But in Gaul he met, as we have already, seen, with a strenuous antagonist in Hilary of Arles, and, though he called the secular power to his aid, and procured from the emperor Valentinian an edict entirely favorable to his claims, he attained but a partial victory. Still less successful was his effort to establish his primacy in the East, and to prevent his rival at Constantinople from being elevated, by the famous twenty-eighth canon of Chalcedon, to official equality with himself. His earnest protest against that decree produced no lasting effect. But otherwise he had the most powerful influence in the second stage of the Christological controversy. He neutralized the tyranny of Dioscurus of Alexandria and the results of the shameful robber-council of Ephesus (449), furnished the chief occasion of the fourth ecumenical council, presided over it by his legates (which the Roman bishop had done at neither of the three councils before), and gave the turn to the final solution of its doctrinal problem by that celebrated letter to Flavian of Constantinople, the main points of which were incorporated in the new symbol. Yet he owed this influence by no means to his office alone, but most of all to his deep insight of the question, and to the masterly tact with which he held the Catholic orthodox mean between the Alexandrian and Antiochian, Eutychian and Nestorian extremes. The particulars of his connection with this important dogma belong, however, to the history of doctrine.
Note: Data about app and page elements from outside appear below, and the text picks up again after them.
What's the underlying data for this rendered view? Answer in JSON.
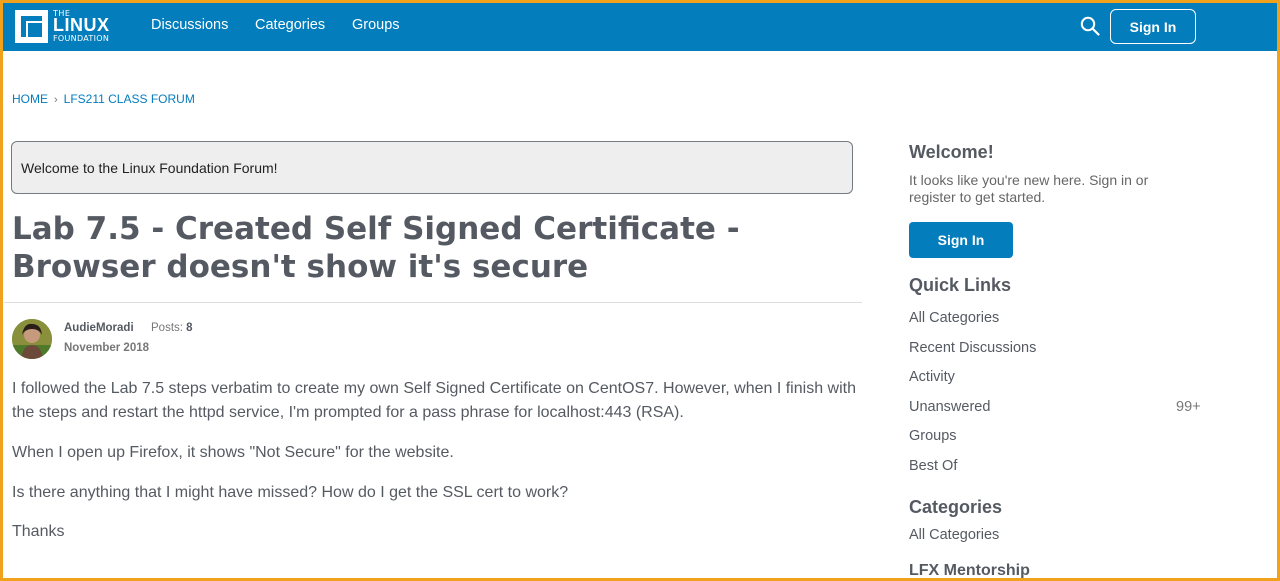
{
  "header": {
    "logo": {
      "the": "THE",
      "linux": "LINUX",
      "foundation": "FOUNDATION"
    },
    "nav": [
      "Discussions",
      "Categories",
      "Groups"
    ],
    "search_icon": "search-icon",
    "signin_label": "Sign In",
    "accent_color": "#037dbc"
  },
  "breadcrumb": {
    "home": "HOME",
    "separator": "›",
    "forum": "LFS211 CLASS FORUM"
  },
  "welcome_banner": "Welcome to the Linux Foundation Forum!",
  "post": {
    "title": "Lab 7.5 - Created Self Signed Certificate - Browser doesn't show it's secure",
    "author": "AudieMoradi",
    "posts_label": "Posts:",
    "posts_count": "8",
    "date": "November 2018",
    "paragraphs": [
      "I followed the Lab 7.5 steps verbatim to create my own Self Signed Certificate on CentOS7. However, when I finish with the steps and restart the httpd service, I'm prompted for a pass phrase for localhost:443 (RSA).",
      "When I open up Firefox, it shows \"Not Secure\" for the website.",
      "Is there anything that I might have missed? How do I get the SSL cert to work?",
      "Thanks"
    ]
  },
  "sidebar": {
    "welcome_heading": "Welcome!",
    "welcome_text": "It looks like you're new here. Sign in or register to get started.",
    "signin_label": "Sign In",
    "quick_links_heading": "Quick Links",
    "quick_links": [
      "All Categories",
      "Recent Discussions",
      "Activity",
      "Unanswered",
      "Groups",
      "Best Of"
    ],
    "unanswered_count": "99+",
    "categories_heading": "Categories",
    "categories": [
      "All Categories",
      "LFX Mentorship"
    ]
  }
}
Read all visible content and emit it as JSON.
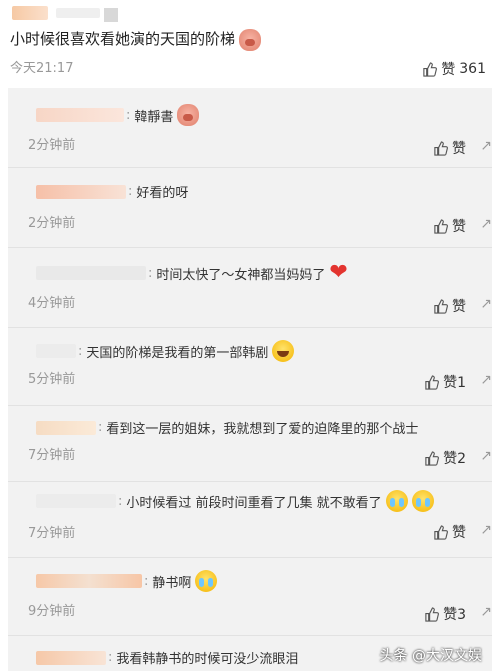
{
  "post": {
    "text": "小时候很喜欢看她演的天国的阶梯",
    "time": "今天21:17",
    "like_label": "赞",
    "like_count": "361",
    "emoji": "pig-face-icon"
  },
  "colors": {
    "comment_bg": "#f2f2f2",
    "meta_gray": "#999999",
    "heart_red": "#e3342f"
  },
  "comments": [
    {
      "text": "韓靜書",
      "time": "2分钟前",
      "like": "赞",
      "emoji": "pig-face-icon"
    },
    {
      "text": "好看的呀",
      "time": "2分钟前",
      "like": "赞"
    },
    {
      "text": "时间太快了～女神都当妈妈了",
      "time": "4分钟前",
      "like": "赞",
      "emoji": "heart-icon"
    },
    {
      "text": "天国的阶梯是我看的第一部韩剧",
      "time": "5分钟前",
      "like": "赞1",
      "emoji": "laugh-cry-icon"
    },
    {
      "text": "看到这一层的姐妹，我就想到了爱的迫降里的那个战士",
      "time": "7分钟前",
      "like": "赞2"
    },
    {
      "text": "小时候看过 前段时间重看了几集 就不敢看了",
      "time": "7分钟前",
      "like": "赞",
      "emoji": "crying-icon"
    },
    {
      "text": "静书啊",
      "time": "9分钟前",
      "like": "赞3",
      "emoji": "crying-icon"
    },
    {
      "text": "我看韩静书的时候可没少流眼泪",
      "time": "",
      "like": ""
    }
  ],
  "watermark": {
    "text": "头条 @大汉文娱"
  }
}
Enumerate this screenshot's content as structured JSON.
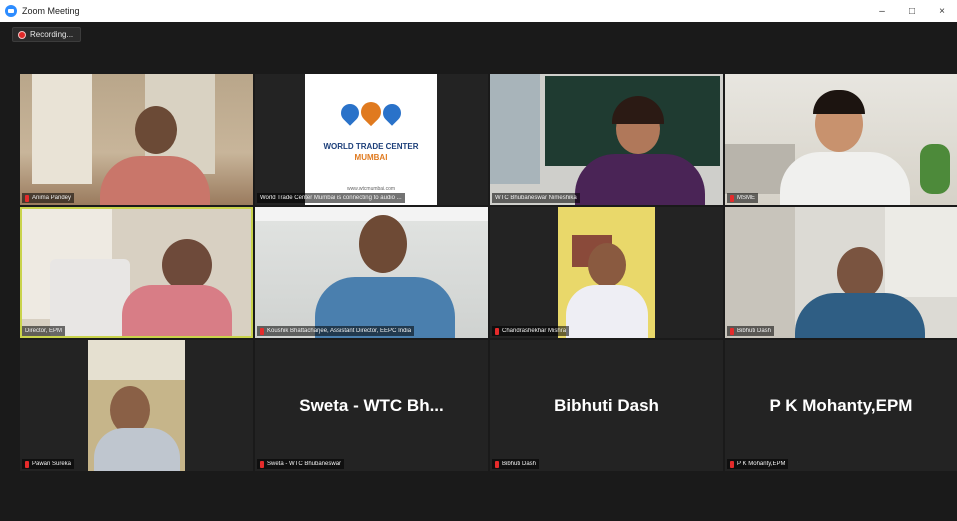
{
  "window": {
    "title": "Zoom Meeting"
  },
  "controls": {
    "minimize": "–",
    "maximize": "□",
    "close": "×"
  },
  "recording": {
    "label": "Recording..."
  },
  "logo": {
    "line1": "WORLD TRADE CENTER",
    "line2": "MUMBAI",
    "url": "www.wtcmumbai.com"
  },
  "participants": [
    {
      "name": "Anima Pandey",
      "muted": true,
      "video": true
    },
    {
      "name": "World Trade Center Mumbai is connecting to audio ...",
      "muted": false,
      "video": true
    },
    {
      "name": "WTC Bhubaneswar Nimeshika",
      "muted": false,
      "video": true
    },
    {
      "name": "MSME",
      "muted": true,
      "video": true
    },
    {
      "name": "Director, EPM",
      "muted": false,
      "video": true,
      "active_speaker": true
    },
    {
      "name": "Koushik Bhattacharjee, Assistant Director, EEPC India",
      "muted": true,
      "video": true
    },
    {
      "name": "Chandrashekhar Mishra",
      "muted": true,
      "video": true
    },
    {
      "name": "Bibhuti Dash",
      "muted": true,
      "video": true
    },
    {
      "name": "Pawan Sureka",
      "muted": true,
      "video": true
    },
    {
      "name": "Sweta - WTC Bhubaneswar",
      "display": "Sweta - WTC Bh...",
      "muted": true,
      "video": false
    },
    {
      "name": "Bibhuti Dash",
      "display": "Bibhuti Dash",
      "muted": true,
      "video": false
    },
    {
      "name": "P K Mohanty,EPM",
      "display": "P K Mohanty,EPM",
      "muted": true,
      "video": false
    }
  ]
}
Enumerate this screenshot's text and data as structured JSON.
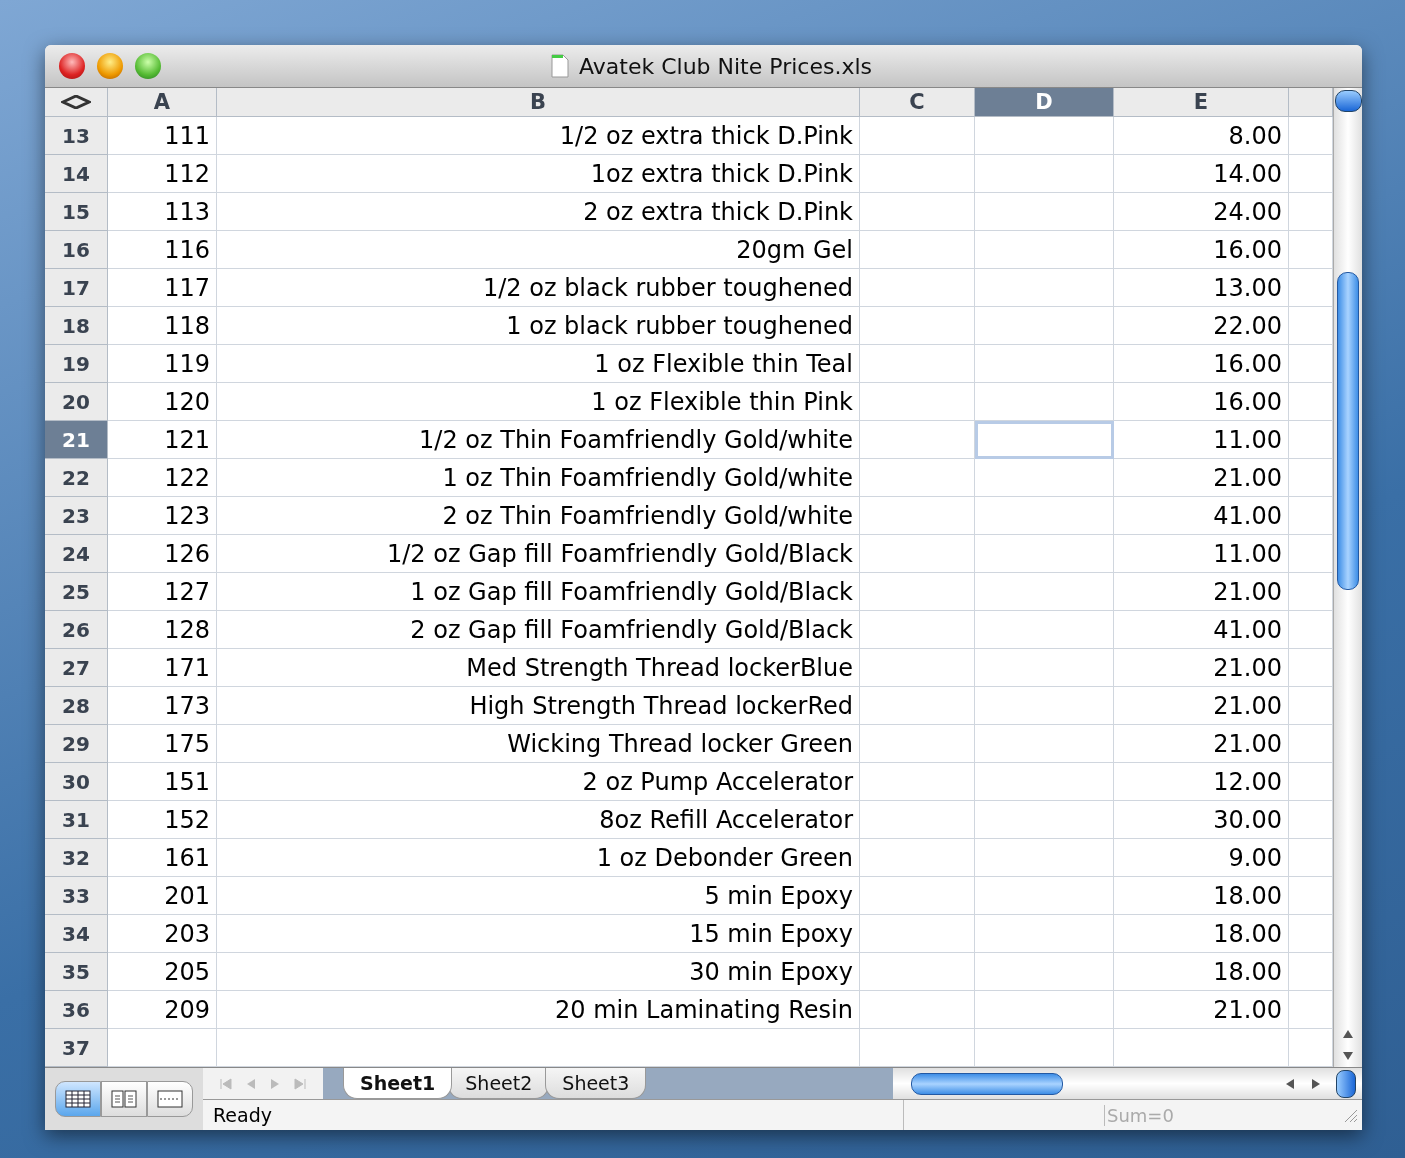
{
  "window": {
    "title": "Avatek Club Nite Prices.xls"
  },
  "columns": [
    {
      "label": "A",
      "selected": false
    },
    {
      "label": "B",
      "selected": false
    },
    {
      "label": "C",
      "selected": false
    },
    {
      "label": "D",
      "selected": true
    },
    {
      "label": "E",
      "selected": false
    }
  ],
  "rows": [
    {
      "number": "13",
      "a": "111",
      "b": "1/2 oz extra thick D.Pink",
      "e": "8.00",
      "selected": false
    },
    {
      "number": "14",
      "a": "112",
      "b": "1oz extra thick D.Pink",
      "e": "14.00",
      "selected": false
    },
    {
      "number": "15",
      "a": "113",
      "b": "2 oz extra thick D.Pink",
      "e": "24.00",
      "selected": false
    },
    {
      "number": "16",
      "a": "116",
      "b": "20gm Gel",
      "e": "16.00",
      "selected": false
    },
    {
      "number": "17",
      "a": "117",
      "b": "1/2 oz black rubber toughened",
      "e": "13.00",
      "selected": false
    },
    {
      "number": "18",
      "a": "118",
      "b": "1 oz black rubber toughened",
      "e": "22.00",
      "selected": false
    },
    {
      "number": "19",
      "a": "119",
      "b": "1 oz Flexible thin Teal",
      "e": "16.00",
      "selected": false
    },
    {
      "number": "20",
      "a": "120",
      "b": "1 oz Flexible thin Pink",
      "e": "16.00",
      "selected": false
    },
    {
      "number": "21",
      "a": "121",
      "b": "1/2 oz Thin Foamfriendly Gold/white",
      "e": "11.00",
      "selected": true
    },
    {
      "number": "22",
      "a": "122",
      "b": "1 oz Thin Foamfriendly Gold/white",
      "e": "21.00",
      "selected": false
    },
    {
      "number": "23",
      "a": "123",
      "b": "2 oz Thin Foamfriendly Gold/white",
      "e": "41.00",
      "selected": false
    },
    {
      "number": "24",
      "a": "126",
      "b": "1/2 oz Gap fill Foamfriendly Gold/Black",
      "e": "11.00",
      "selected": false
    },
    {
      "number": "25",
      "a": "127",
      "b": "1 oz Gap fill Foamfriendly Gold/Black",
      "e": "21.00",
      "selected": false
    },
    {
      "number": "26",
      "a": "128",
      "b": "2 oz Gap fill Foamfriendly Gold/Black",
      "e": "41.00",
      "selected": false
    },
    {
      "number": "27",
      "a": "171",
      "b": "Med Strength Thread lockerBlue",
      "e": "21.00",
      "selected": false
    },
    {
      "number": "28",
      "a": "173",
      "b": "High Strength Thread lockerRed",
      "e": "21.00",
      "selected": false
    },
    {
      "number": "29",
      "a": "175",
      "b": "Wicking Thread locker Green",
      "e": "21.00",
      "selected": false
    },
    {
      "number": "30",
      "a": "151",
      "b": "2 oz Pump Accelerator",
      "e": "12.00",
      "selected": false
    },
    {
      "number": "31",
      "a": "152",
      "b": "8oz Refill Accelerator",
      "e": "30.00",
      "selected": false
    },
    {
      "number": "32",
      "a": "161",
      "b": "1 oz Debonder Green",
      "e": "9.00",
      "selected": false
    },
    {
      "number": "33",
      "a": "201",
      "b": "5 min Epoxy",
      "e": "18.00",
      "selected": false
    },
    {
      "number": "34",
      "a": "203",
      "b": "15 min Epoxy",
      "e": "18.00",
      "selected": false
    },
    {
      "number": "35",
      "a": "205",
      "b": "30 min Epoxy",
      "e": "18.00",
      "selected": false
    },
    {
      "number": "36",
      "a": "209",
      "b": "20 min Laminating Resin",
      "e": "21.00",
      "selected": false
    },
    {
      "number": "37",
      "selected": false
    }
  ],
  "view_buttons": [
    {
      "kind": "normal",
      "selected": true
    },
    {
      "kind": "layout",
      "selected": false
    },
    {
      "kind": "page-break",
      "selected": false
    }
  ],
  "sheet_tabs": [
    {
      "label": "Sheet1",
      "selected": true
    },
    {
      "label": "Sheet2",
      "selected": false
    },
    {
      "label": "Sheet3",
      "selected": false
    }
  ],
  "status_bar": {
    "status": "Ready",
    "sum": "Sum=0"
  }
}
Besides thus shaping the polity and doctrine of the church, Leo did immortal service to the city of Rome, in twice rescuing it from destruction. When Attila, king of the Huns, the “scourge of God,” after destroying Aquileia, was seriously threatening the capital of the world (a.d. 452), Leo, with only two companions, crozier in hand, trusting in the help of God, ventured into the hostile camp, and by his venerable form, his remonstrances, and his gifts, changed the wild heathen’s purpose. The later legend, which Raphael’s pencil has employed, adorned the fact with a visible appearance of Peter and Paul, accompanying the bishop, and, with drawn sword, threatening Attila with destruction unless he should desist. A similar case occurred several years after (455), when the Vandal king Genseric, invited out of revenge by the empress Eudoxia, pushed his ravages to Rome. Leo obtained from him the promise that at least he would spare the city the infliction of murder and fire; but the barbarians subjected it to a fourteen days’ pillage, the enormous spoils of which they transported to Carthage; and afterward the pope did everything to alleviate the consequent destitution and suffering, and to restore the churches.

Leo died in 461, and was buried in the church of St. Peter. The day and circumstances of his death are unknown.

The literary works of Leo consist of ninety-six sermons and one hundred and seventy-three epistles, including epistles of others to him. They are earnest, forcible, full of thought, churchly, abounding in bold antitheses and allegorical freaks of exegesis, and sometimes heavy, turgid, and obscure in style. His collection of sermons is the first we have from a Roman bishop. In his inaugural discourse he declared preaching to be his sacred duty. The sermons are short and simple, and were delivered mostly on high festivals and on the anniversaries of his own elevation. Other works ascribed to him, such as that on the calling of all nations, which takes a middle ground on the doctrine of predestination, with the view to reconcile the Semipelagians and Augustinians, are of doubtful genuineness.